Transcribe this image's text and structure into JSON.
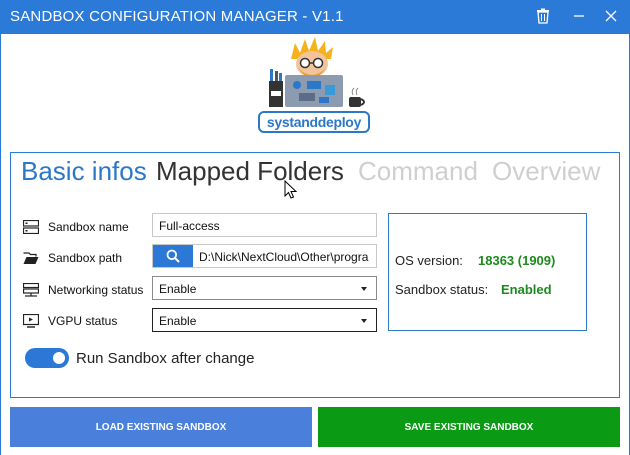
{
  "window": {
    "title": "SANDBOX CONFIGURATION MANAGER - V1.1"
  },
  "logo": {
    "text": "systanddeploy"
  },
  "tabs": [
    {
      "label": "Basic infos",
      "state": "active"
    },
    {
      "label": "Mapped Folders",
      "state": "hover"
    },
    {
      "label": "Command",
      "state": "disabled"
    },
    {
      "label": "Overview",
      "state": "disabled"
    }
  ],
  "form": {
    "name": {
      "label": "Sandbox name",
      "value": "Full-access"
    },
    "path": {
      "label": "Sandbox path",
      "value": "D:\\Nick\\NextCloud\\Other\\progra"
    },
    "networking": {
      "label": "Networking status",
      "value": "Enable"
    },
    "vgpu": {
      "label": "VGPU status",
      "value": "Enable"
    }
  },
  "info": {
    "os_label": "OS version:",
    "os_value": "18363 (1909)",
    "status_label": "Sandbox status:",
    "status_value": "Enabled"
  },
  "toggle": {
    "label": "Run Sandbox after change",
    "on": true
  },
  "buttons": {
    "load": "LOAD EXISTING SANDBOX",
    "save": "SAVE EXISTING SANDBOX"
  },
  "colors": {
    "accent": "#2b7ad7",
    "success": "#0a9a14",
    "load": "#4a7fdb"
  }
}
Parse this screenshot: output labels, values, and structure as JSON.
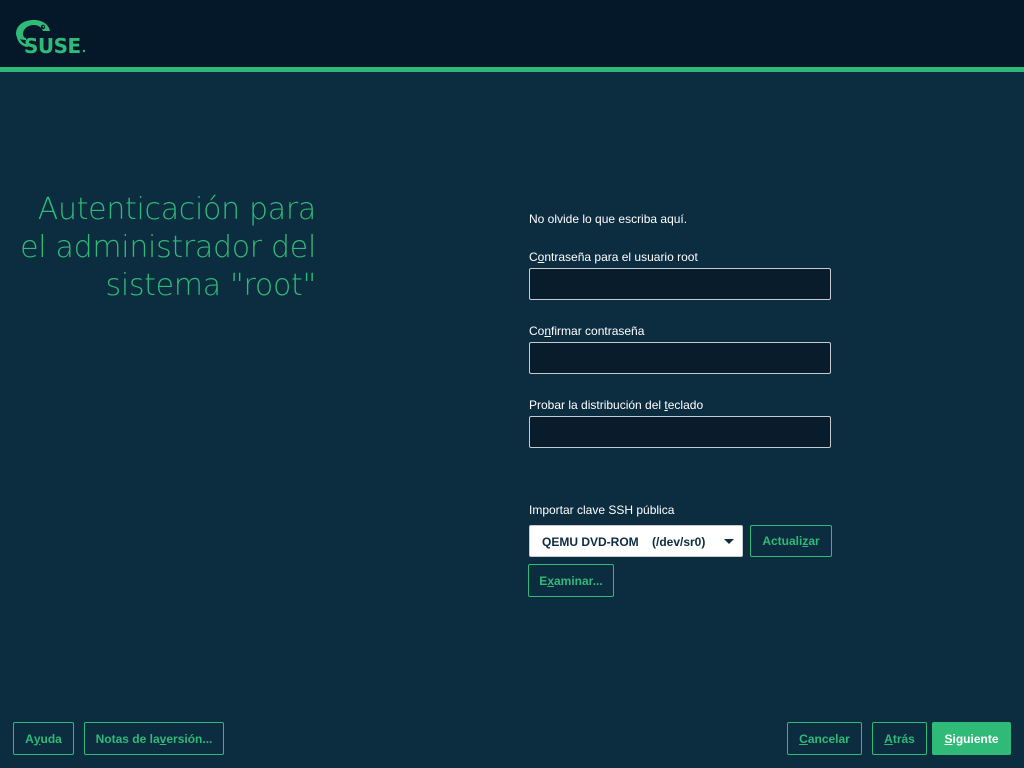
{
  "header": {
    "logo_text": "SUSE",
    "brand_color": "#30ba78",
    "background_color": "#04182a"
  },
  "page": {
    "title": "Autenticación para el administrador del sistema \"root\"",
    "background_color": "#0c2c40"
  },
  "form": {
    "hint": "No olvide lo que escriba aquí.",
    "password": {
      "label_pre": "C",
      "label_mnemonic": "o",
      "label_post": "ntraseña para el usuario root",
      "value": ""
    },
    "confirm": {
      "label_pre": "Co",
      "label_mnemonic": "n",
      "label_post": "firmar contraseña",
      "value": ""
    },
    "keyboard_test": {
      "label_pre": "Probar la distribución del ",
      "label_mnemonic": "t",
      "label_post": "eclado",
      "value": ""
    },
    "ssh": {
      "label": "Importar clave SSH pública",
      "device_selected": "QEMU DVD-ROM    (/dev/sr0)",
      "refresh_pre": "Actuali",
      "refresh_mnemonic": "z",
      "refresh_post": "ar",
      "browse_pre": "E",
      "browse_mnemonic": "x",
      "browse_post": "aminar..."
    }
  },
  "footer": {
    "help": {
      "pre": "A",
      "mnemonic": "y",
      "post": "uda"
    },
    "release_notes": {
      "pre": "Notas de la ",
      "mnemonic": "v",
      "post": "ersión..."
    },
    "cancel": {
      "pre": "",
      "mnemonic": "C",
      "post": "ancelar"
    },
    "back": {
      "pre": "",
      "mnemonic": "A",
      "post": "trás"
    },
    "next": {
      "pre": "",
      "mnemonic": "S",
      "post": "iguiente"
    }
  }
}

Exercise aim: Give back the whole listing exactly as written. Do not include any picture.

Result:
Transcribe this image's text and structure into JSON.
{
  "window": {
    "title": "SANDBOX CONFIGURATION MANAGER - V1.1"
  },
  "logo": {
    "text": "systanddeploy"
  },
  "tabs": [
    {
      "label": "Basic infos",
      "state": "active"
    },
    {
      "label": "Mapped Folders",
      "state": "hover"
    },
    {
      "label": "Command",
      "state": "disabled"
    },
    {
      "label": "Overview",
      "state": "disabled"
    }
  ],
  "form": {
    "name": {
      "label": "Sandbox name",
      "value": "Full-access"
    },
    "path": {
      "label": "Sandbox path",
      "value": "D:\\Nick\\NextCloud\\Other\\progra"
    },
    "networking": {
      "label": "Networking status",
      "value": "Enable"
    },
    "vgpu": {
      "label": "VGPU status",
      "value": "Enable"
    }
  },
  "info": {
    "os_label": "OS version:",
    "os_value": "18363 (1909)",
    "status_label": "Sandbox status:",
    "status_value": "Enabled"
  },
  "toggle": {
    "label": "Run Sandbox after change",
    "on": true
  },
  "buttons": {
    "load": "LOAD EXISTING SANDBOX",
    "save": "SAVE EXISTING SANDBOX"
  },
  "colors": {
    "accent": "#2b7ad7",
    "success": "#0a9a14",
    "load": "#4a7fdb"
  }
}
Parse this screenshot: output labels, values, and structure as JSON.
{
  "header": {
    "logo_text": "SUSE",
    "brand_color": "#30ba78",
    "background_color": "#04182a"
  },
  "page": {
    "title": "Autenticación para el administrador del sistema \"root\"",
    "background_color": "#0c2c40"
  },
  "form": {
    "hint": "No olvide lo que escriba aquí.",
    "password": {
      "label_pre": "C",
      "label_mnemonic": "o",
      "label_post": "ntraseña para el usuario root",
      "value": ""
    },
    "confirm": {
      "label_pre": "Co",
      "label_mnemonic": "n",
      "label_post": "firmar contraseña",
      "value": ""
    },
    "keyboard_test": {
      "label_pre": "Probar la distribución del ",
      "label_mnemonic": "t",
      "label_post": "eclado",
      "value": ""
    },
    "ssh": {
      "label": "Importar clave SSH pública",
      "device_selected": "QEMU DVD-ROM    (/dev/sr0)",
      "refresh_pre": "Actuali",
      "refresh_mnemonic": "z",
      "refresh_post": "ar",
      "browse_pre": "E",
      "browse_mnemonic": "x",
      "browse_post": "aminar..."
    }
  },
  "footer": {
    "help": {
      "pre": "A",
      "mnemonic": "y",
      "post": "uda"
    },
    "release_notes": {
      "pre": "Notas de la ",
      "mnemonic": "v",
      "post": "ersión..."
    },
    "cancel": {
      "pre": "",
      "mnemonic": "C",
      "post": "ancelar"
    },
    "back": {
      "pre": "",
      "mnemonic": "A",
      "post": "trás"
    },
    "next": {
      "pre": "",
      "mnemonic": "S",
      "post": "iguiente"
    }
  }
}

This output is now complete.